It’s panto season – oh yes, it is. Come on, you knew I wouldn’t be able to resist that one. Oh, you didn’t? Oh yes you … OK, OK, I’ll stop now. We rehearsed our panto band last night in our little terraced house – 2 violins, French horn, clarinet, piano, bass and drums until 9.30pm. Well, you wouldn’t want to upset your neighbours with loud noises, raucous laughter and feel-good fun for too long now, would you? Mum would have loved it – even though she couldn’t really play an instrument (apart from a one-chord version of Danny Boy), she had a great singing voice which often wandered into Hinge & Bracket territory and for anyone NOT as old as me, H & B were a brilliant piano & singing duo who sang comedy songs in full falsetto and size 12 heels. Look them up on Youtube – you won’t be disappointed. I met them both once while working as a producer for Radio 2 – they were in normal man clothes in the studio and switched seamlessly into drag voices when the microphone was on. We were stuck for decent phone-in guests, so I roped Mum in as part of the show. It was a risky plan, but it worked brilliantly as she asked them a few questions that really made them laugh. “Hello ladies – where do you buy your pants?” was the first question.
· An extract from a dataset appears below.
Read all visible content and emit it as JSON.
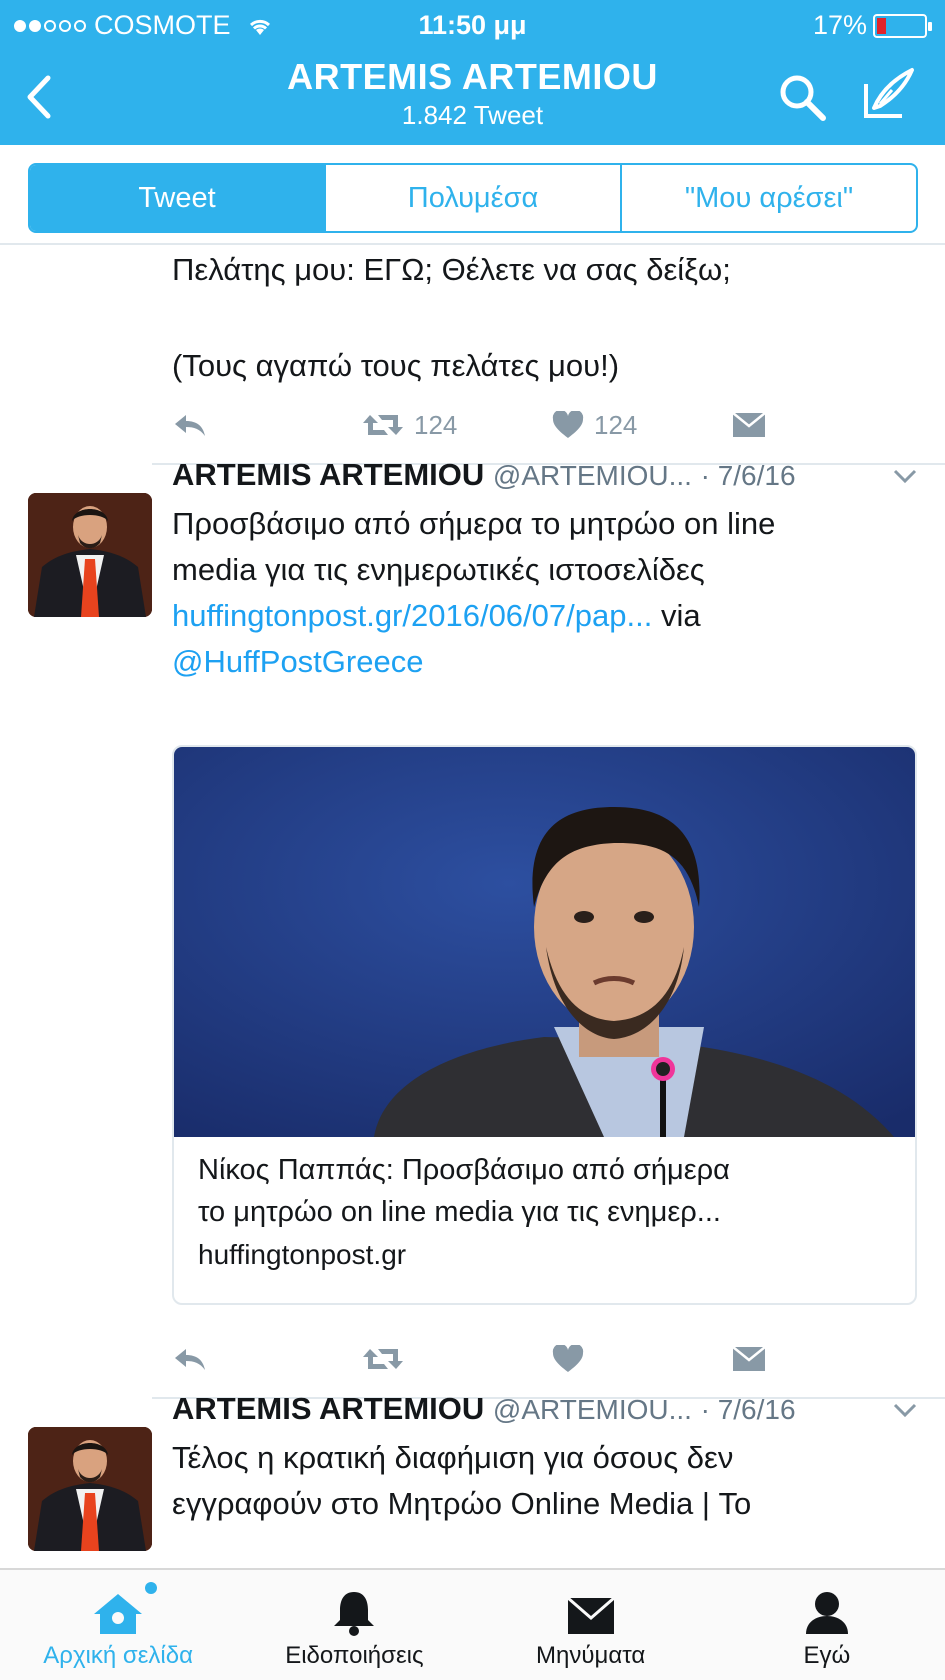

Followed by “Can you teach my daughter how to sing properly?” thus completely giving the game away when they asked who her daughter was. “The beautiful lady bossing you about.” was her answer before telling them that she had to go because her toast was on fire. Mum taught me the very essence of taking risks. She did it all the time without probably understanding that they WERE risks as her mental health condition didn’t really compute embarrassing behaviour with “normal” social interactions. Wonderful woman. Even though she did get me severely admonished for not using proper audience members as part of my programme. Hey ho, I survived.
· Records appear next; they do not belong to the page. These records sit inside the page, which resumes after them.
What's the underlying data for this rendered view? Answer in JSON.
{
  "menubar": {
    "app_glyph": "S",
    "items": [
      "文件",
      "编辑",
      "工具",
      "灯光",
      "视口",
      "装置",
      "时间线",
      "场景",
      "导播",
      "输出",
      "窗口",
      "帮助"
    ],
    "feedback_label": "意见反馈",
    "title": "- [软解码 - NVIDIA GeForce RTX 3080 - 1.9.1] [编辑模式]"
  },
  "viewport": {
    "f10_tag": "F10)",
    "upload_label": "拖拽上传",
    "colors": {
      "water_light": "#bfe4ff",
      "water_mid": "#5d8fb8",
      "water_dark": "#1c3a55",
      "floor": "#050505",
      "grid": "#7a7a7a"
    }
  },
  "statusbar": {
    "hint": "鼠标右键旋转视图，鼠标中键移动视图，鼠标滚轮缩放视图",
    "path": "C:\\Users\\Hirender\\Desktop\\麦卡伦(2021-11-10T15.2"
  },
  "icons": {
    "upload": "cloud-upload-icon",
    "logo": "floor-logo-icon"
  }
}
I often think about that moment and when clearing out Mum’s house, we found a whole cabinet full of cassette tapes (youngsters look this up on Youtube). We found that she’d recorded nearly every show I’d ever produced. She loved the radio so I’m planning, along with a very dear friend and colleague who’s mother was equally chaotic, to start a podcast to share stories and compare notes with other people around the world. It’s so exciting because a) it’ll be a wonderful way to speak to people about their own mother/child relationship and b) I’ll be going back to my radio roots at long last.
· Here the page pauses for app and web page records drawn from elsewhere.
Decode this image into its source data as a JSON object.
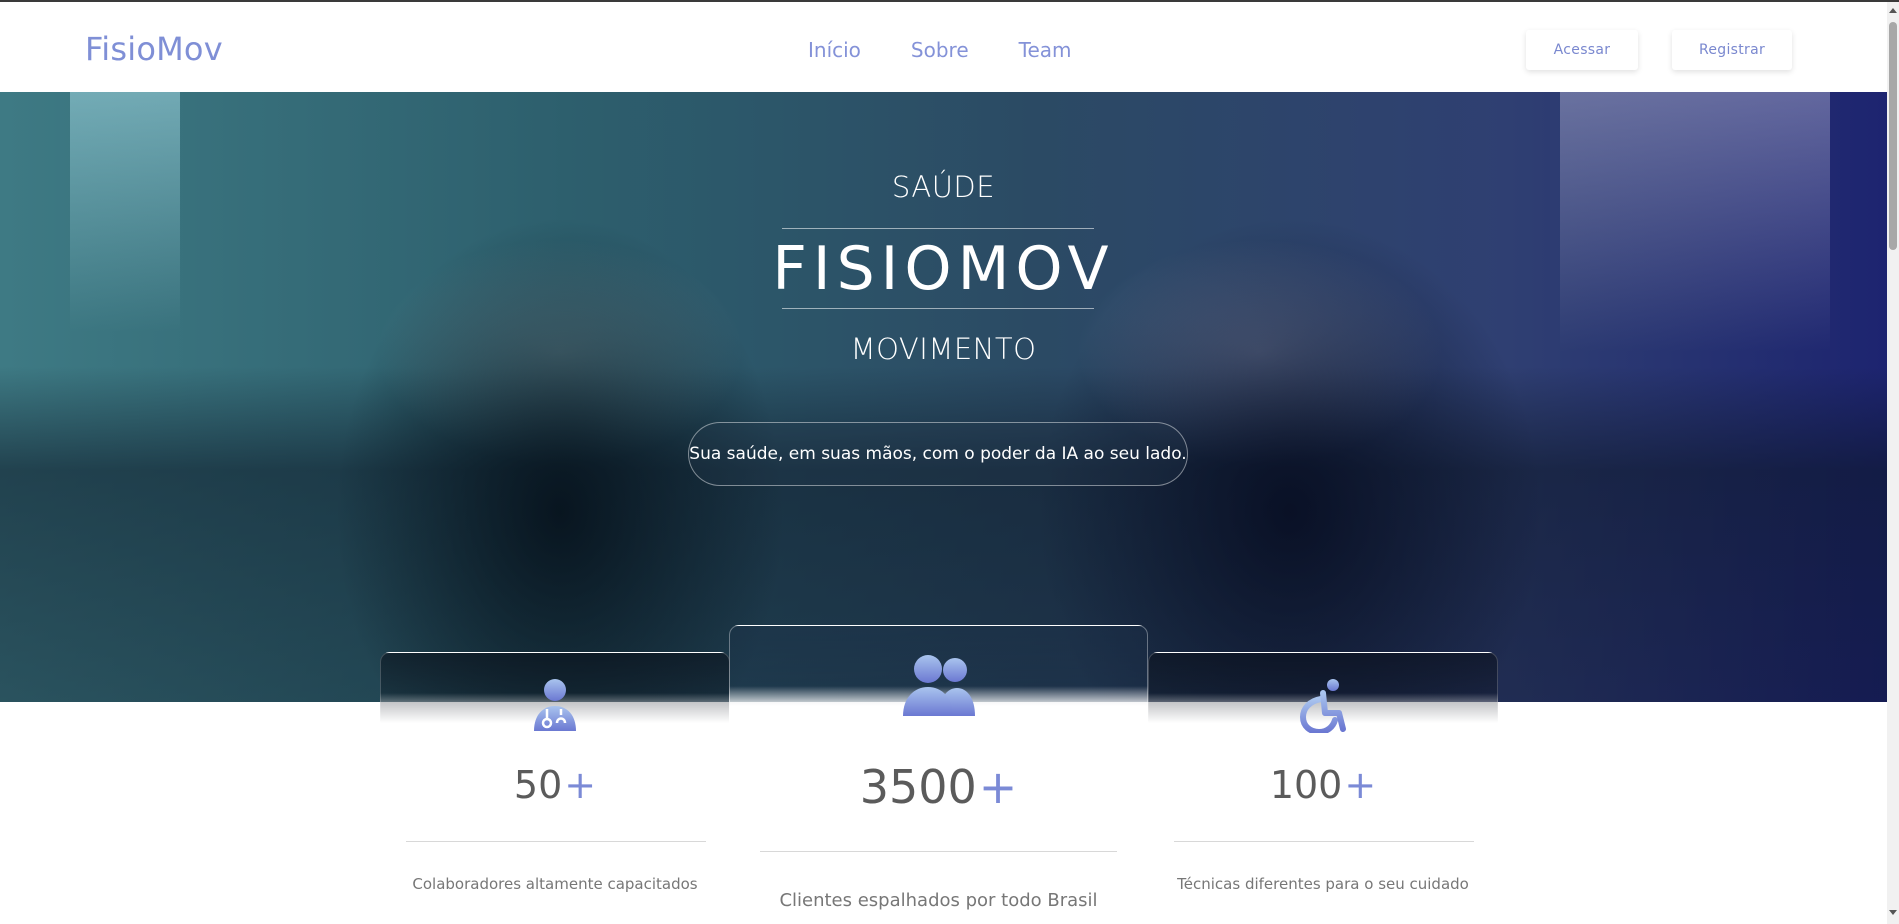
{
  "nav": {
    "brand": "FisioMov",
    "links": [
      "Início",
      "Sobre",
      "Team"
    ],
    "login_label": "Acessar",
    "register_label": "Registrar"
  },
  "hero": {
    "kicker_top": "SAÚDE",
    "title": "FISIOMOV",
    "kicker_bottom": "MOVIMENTO",
    "tagline": "Sua saúde, em suas mãos, com o poder da IA ao seu lado."
  },
  "stats": [
    {
      "icon": "doctor-icon",
      "number": "50",
      "suffix": "+",
      "description": "Colaboradores altamente capacitados"
    },
    {
      "icon": "users-icon",
      "number": "3500",
      "suffix": "+",
      "description": "Clientes espalhados por todo Brasil"
    },
    {
      "icon": "wheelchair-icon",
      "number": "100",
      "suffix": "+",
      "description": "Técnicas diferentes para o seu cuidado"
    }
  ],
  "colors": {
    "accent": "#7f8fd6",
    "stat_text": "#5b5b5b",
    "description_text": "#777777"
  }
}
Would you want to share your own stories? The more the better. Hopefully some of the stories will make you smile, others may draw a tear, but most importantly these stories aim to heal. Maybe even help restore and transform relationships that may have lost their way a little. Those who’ve read this blog will realise that my relationship with my troubled mum was completely transformed once I understood fully how ill she’d been throughout her life. Mental illness was a far bigger part of Mum’s world that I’d ever really understood and it took until she was 80 for her to be diagnosed, supported and looked after until she passed away last year.
So, for anyone interested in seeing a panto with a band bigger than most professional shows on the circuit this year (apart, maybe the band at The Palladium), it’s Aladdin with The Guild Players from 5th – 7th December. My wonderful husband and MD, Tony Clout has spent weeks getting the arrangements together and 70% of the band are pros, so it should sound good.
If you come, say hello – I’ll be the one bossing everyone about.